> Website and app data records:
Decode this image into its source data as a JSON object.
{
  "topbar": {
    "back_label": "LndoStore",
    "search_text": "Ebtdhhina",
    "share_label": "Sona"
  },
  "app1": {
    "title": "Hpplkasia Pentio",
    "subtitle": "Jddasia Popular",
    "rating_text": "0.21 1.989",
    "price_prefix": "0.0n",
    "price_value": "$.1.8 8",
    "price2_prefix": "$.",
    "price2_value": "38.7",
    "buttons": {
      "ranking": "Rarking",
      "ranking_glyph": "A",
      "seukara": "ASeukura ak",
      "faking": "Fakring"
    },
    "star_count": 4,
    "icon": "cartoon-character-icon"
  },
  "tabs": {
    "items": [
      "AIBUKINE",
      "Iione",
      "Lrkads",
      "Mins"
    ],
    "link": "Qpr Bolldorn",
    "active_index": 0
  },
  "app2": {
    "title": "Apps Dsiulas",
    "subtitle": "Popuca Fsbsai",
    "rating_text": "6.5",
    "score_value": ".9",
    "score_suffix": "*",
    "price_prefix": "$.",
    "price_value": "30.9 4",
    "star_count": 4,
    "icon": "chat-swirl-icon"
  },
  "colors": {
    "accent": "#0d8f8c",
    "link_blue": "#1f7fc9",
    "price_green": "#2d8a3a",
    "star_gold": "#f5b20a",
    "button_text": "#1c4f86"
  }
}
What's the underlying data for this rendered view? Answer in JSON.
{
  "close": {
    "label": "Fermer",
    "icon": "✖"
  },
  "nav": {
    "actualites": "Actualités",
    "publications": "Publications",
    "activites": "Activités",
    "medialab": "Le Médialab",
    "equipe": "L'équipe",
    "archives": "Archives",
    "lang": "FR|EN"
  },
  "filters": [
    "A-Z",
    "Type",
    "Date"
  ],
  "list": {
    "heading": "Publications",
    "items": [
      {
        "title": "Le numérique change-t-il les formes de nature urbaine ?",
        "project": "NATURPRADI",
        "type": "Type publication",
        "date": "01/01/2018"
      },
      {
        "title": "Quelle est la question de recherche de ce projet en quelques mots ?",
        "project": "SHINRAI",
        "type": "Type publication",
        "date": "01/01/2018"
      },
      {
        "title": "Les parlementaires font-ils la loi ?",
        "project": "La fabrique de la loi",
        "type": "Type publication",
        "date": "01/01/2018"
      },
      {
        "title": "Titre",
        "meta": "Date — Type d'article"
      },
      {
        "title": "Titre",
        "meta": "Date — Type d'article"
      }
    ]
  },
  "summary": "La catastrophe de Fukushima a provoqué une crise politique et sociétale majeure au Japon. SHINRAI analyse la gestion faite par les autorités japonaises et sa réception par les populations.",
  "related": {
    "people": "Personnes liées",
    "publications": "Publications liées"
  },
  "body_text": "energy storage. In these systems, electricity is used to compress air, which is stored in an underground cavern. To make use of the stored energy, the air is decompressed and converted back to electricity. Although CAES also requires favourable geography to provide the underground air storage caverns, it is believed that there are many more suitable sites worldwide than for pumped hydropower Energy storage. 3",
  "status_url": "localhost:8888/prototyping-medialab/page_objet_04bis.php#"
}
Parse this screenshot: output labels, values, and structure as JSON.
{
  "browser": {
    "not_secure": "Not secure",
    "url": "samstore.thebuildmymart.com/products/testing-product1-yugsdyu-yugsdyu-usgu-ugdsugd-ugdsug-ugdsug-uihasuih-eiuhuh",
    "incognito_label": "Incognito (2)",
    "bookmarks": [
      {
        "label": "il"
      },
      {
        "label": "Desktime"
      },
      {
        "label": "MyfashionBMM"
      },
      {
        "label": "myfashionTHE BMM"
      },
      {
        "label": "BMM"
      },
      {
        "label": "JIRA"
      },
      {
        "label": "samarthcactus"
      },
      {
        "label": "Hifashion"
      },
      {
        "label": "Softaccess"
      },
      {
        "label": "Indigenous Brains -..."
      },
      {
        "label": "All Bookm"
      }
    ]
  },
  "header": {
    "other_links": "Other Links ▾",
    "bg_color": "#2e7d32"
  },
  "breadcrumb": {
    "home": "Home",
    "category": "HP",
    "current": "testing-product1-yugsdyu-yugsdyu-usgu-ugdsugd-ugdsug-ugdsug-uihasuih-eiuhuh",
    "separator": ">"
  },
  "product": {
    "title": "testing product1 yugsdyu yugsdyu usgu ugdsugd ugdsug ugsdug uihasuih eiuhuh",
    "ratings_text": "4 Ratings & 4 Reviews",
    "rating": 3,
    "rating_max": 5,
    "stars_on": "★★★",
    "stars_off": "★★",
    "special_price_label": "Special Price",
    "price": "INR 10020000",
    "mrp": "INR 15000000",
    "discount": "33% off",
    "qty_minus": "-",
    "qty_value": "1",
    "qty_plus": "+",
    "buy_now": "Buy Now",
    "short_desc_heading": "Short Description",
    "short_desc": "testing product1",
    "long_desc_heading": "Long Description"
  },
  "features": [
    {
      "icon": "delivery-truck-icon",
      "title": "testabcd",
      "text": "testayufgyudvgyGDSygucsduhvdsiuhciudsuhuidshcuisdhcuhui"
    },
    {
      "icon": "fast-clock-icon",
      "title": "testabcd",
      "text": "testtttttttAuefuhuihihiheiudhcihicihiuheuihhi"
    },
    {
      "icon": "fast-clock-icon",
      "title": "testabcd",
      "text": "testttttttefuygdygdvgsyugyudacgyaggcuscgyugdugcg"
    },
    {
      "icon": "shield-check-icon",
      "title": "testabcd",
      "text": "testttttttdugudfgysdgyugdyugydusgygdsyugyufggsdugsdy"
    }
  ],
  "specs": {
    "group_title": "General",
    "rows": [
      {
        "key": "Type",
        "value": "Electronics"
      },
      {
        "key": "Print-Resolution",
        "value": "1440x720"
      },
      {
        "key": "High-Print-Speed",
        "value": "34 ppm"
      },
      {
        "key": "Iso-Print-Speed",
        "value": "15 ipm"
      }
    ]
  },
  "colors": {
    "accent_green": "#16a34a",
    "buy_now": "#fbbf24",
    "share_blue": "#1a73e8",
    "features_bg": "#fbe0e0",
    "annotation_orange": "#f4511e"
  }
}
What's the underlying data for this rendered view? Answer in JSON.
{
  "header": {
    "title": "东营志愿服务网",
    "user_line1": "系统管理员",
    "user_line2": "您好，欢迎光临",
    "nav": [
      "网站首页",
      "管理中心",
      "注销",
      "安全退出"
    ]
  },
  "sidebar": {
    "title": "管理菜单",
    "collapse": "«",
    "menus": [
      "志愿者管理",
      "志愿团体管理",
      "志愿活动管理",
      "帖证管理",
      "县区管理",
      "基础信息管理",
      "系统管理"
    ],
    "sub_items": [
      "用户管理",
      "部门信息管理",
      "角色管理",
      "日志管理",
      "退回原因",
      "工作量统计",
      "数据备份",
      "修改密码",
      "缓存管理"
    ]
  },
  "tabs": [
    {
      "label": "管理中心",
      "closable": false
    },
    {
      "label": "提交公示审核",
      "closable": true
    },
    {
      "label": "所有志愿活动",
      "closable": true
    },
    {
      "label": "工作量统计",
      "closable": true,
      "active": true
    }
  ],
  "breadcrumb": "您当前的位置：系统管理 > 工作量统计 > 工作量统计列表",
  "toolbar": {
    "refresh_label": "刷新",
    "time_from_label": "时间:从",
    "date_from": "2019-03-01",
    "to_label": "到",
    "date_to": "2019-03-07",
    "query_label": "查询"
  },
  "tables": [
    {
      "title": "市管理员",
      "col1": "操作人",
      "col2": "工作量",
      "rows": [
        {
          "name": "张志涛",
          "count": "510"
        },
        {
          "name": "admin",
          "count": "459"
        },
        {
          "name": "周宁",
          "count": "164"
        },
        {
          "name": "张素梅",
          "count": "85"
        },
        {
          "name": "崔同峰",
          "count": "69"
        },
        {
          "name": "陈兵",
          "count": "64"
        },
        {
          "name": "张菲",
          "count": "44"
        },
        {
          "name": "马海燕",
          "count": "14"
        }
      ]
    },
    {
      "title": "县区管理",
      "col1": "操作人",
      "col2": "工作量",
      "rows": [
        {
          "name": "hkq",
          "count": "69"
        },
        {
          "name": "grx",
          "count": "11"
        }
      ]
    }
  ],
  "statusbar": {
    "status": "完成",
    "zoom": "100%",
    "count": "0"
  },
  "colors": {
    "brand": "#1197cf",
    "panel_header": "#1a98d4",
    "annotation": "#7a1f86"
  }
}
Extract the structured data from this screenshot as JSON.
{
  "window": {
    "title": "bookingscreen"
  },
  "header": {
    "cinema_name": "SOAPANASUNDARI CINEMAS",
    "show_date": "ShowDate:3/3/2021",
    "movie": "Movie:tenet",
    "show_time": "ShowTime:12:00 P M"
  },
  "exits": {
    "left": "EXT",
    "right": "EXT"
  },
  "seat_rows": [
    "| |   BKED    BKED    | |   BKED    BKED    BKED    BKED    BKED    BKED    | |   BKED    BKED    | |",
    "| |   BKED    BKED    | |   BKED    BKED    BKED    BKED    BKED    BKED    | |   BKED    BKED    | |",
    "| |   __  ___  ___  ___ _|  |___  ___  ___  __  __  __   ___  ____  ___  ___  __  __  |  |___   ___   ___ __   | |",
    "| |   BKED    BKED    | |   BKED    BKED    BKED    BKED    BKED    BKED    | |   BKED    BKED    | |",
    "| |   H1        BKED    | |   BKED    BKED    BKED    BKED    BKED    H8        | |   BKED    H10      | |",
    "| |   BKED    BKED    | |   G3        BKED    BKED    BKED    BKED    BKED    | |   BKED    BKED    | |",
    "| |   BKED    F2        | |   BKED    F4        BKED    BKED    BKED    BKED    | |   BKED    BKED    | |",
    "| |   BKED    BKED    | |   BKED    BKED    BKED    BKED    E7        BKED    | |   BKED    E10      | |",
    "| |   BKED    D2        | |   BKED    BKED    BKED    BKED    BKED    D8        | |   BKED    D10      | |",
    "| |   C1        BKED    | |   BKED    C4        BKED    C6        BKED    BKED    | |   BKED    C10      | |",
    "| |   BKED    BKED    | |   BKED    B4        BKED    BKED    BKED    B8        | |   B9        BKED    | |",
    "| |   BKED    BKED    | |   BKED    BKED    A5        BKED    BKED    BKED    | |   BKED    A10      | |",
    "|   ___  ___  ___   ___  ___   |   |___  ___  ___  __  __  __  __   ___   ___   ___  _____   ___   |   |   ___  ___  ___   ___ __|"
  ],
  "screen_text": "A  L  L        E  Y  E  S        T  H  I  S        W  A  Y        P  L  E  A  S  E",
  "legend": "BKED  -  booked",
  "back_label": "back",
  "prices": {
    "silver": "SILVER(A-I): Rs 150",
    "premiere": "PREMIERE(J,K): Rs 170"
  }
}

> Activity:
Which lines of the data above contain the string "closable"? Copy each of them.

> Result of this task:
      "closable": false
      "closable": true
      "closable": true
      "closable": true,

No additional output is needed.